BEGIN

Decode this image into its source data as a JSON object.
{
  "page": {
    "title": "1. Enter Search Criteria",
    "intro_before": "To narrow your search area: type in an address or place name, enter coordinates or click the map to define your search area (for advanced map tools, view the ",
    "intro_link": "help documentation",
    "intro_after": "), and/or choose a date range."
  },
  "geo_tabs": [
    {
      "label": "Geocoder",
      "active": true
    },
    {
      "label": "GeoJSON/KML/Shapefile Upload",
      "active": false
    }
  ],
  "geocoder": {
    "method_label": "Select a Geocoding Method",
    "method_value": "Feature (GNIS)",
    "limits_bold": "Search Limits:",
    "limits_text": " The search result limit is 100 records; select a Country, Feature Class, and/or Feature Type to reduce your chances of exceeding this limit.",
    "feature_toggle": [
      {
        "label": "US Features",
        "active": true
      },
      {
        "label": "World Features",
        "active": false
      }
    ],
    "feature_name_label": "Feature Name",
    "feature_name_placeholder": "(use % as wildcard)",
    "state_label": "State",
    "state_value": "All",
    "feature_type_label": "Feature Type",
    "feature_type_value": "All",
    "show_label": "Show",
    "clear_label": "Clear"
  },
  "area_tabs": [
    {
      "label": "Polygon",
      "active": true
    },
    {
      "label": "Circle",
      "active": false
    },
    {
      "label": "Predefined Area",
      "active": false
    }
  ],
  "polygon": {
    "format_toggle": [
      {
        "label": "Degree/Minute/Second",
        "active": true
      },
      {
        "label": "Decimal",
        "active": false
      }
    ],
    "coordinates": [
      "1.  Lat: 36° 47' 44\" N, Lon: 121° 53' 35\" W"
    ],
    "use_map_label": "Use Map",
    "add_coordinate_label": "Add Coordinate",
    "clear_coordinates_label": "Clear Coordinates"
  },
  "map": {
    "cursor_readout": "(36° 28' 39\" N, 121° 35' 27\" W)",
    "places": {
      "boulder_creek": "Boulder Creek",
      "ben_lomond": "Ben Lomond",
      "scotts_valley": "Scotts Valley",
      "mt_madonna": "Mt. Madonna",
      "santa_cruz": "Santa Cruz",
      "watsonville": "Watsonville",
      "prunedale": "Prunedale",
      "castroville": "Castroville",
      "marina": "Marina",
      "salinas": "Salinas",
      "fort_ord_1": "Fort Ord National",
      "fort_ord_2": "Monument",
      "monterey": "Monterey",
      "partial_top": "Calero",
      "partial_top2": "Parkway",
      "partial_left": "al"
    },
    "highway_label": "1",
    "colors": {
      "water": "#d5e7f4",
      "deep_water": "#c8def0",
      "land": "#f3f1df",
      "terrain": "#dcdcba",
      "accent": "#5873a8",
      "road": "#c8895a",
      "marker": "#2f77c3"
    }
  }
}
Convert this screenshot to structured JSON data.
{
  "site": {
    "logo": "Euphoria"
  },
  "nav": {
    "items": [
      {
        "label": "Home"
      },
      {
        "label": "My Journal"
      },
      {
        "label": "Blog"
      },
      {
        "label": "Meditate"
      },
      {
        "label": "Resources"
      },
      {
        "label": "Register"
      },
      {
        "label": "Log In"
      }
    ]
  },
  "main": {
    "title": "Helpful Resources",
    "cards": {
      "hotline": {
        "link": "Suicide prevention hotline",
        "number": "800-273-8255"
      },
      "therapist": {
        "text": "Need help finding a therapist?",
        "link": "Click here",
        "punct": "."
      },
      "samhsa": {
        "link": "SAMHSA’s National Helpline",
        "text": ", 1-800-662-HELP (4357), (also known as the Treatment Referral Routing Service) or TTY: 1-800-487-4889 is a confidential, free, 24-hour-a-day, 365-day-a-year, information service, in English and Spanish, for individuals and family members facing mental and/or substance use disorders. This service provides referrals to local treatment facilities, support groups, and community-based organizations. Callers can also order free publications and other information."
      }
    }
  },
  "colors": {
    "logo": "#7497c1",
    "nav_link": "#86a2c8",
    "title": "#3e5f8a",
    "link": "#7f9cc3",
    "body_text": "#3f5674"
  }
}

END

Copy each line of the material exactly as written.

Decode this image into its source data as a JSON object.
{
  "page": {
    "title": "1. Enter Search Criteria",
    "intro_before": "To narrow your search area: type in an address or place name, enter coordinates or click the map to define your search area (for advanced map tools, view the ",
    "intro_link": "help documentation",
    "intro_after": "), and/or choose a date range."
  },
  "geo_tabs": [
    {
      "label": "Geocoder",
      "active": true
    },
    {
      "label": "GeoJSON/KML/Shapefile Upload",
      "active": false
    }
  ],
  "geocoder": {
    "method_label": "Select a Geocoding Method",
    "method_value": "Feature (GNIS)",
    "limits_bold": "Search Limits:",
    "limits_text": " The search result limit is 100 records; select a Country, Feature Class, and/or Feature Type to reduce your chances of exceeding this limit.",
    "feature_toggle": [
      {
        "label": "US Features",
        "active": true
      },
      {
        "label": "World Features",
        "active": false
      }
    ],
    "feature_name_label": "Feature Name",
    "feature_name_placeholder": "(use % as wildcard)",
    "state_label": "State",
    "state_value": "All",
    "feature_type_label": "Feature Type",
    "feature_type_value": "All",
    "show_label": "Show",
    "clear_label": "Clear"
  },
  "area_tabs": [
    {
      "label": "Polygon",
      "active": true
    },
    {
      "label": "Circle",
      "active": false
    },
    {
      "label": "Predefined Area",
      "active": false
    }
  ],
  "polygon": {
    "format_toggle": [
      {
        "label": "Degree/Minute/Second",
        "active": true
      },
      {
        "label": "Decimal",
        "active": false
      }
    ],
    "coordinates": [
      "1.  Lat: 36° 47' 44\" N, Lon: 121° 53' 35\" W"
    ],
    "use_map_label": "Use Map",
    "add_coordinate_label": "Add Coordinate",
    "clear_coordinates_label": "Clear Coordinates"
  },
  "map": {
    "cursor_readout": "(36° 28' 39\" N, 121° 35' 27\" W)",
    "places": {
      "boulder_creek": "Boulder Creek",
      "ben_lomond": "Ben Lomond",
      "scotts_valley": "Scotts Valley",
      "mt_madonna": "Mt. Madonna",
      "santa_cruz": "Santa Cruz",
      "watsonville": "Watsonville",
      "prunedale": "Prunedale",
      "castroville": "Castroville",
      "marina": "Marina",
      "salinas": "Salinas",
      "fort_ord_1": "Fort Ord National",
      "fort_ord_2": "Monument",
      "monterey": "Monterey",
      "partial_top": "Calero",
      "partial_top2": "Parkway",
      "partial_left": "al"
    },
    "highway_label": "1",
    "colors": {
      "water": "#d5e7f4",
      "deep_water": "#c8def0",
      "land": "#f3f1df",
      "terrain": "#dcdcba",
      "accent": "#5873a8",
      "road": "#c8895a",
      "marker": "#2f77c3"
    }
  }
}
Convert this screenshot to structured JSON data.
{
  "site": {
    "logo": "Euphoria"
  },
  "nav": {
    "items": [
      {
        "label": "Home"
      },
      {
        "label": "My Journal"
      },
      {
        "label": "Blog"
      },
      {
        "label": "Meditate"
      },
      {
        "label": "Resources"
      },
      {
        "label": "Register"
      },
      {
        "label": "Log In"
      }
    ]
  },
  "main": {
    "title": "Helpful Resources",
    "cards": {
      "hotline": {
        "link": "Suicide prevention hotline",
        "number": "800-273-8255"
      },
      "therapist": {
        "text": "Need help finding a therapist?",
        "link": "Click here",
        "punct": "."
      },
      "samhsa": {
        "link": "SAMHSA’s National Helpline",
        "text": ", 1-800-662-HELP (4357), (also known as the Treatment Referral Routing Service) or TTY: 1-800-487-4889 is a confidential, free, 24-hour-a-day, 365-day-a-year, information service, in English and Spanish, for individuals and family members facing mental and/or substance use disorders. This service provides referrals to local treatment facilities, support groups, and community-based organizations. Callers can also order free publications and other information."
      }
    }
  },
  "colors": {
    "logo": "#7497c1",
    "nav_link": "#86a2c8",
    "title": "#3e5f8a",
    "link": "#7f9cc3",
    "body_text": "#3f5674"
  }
}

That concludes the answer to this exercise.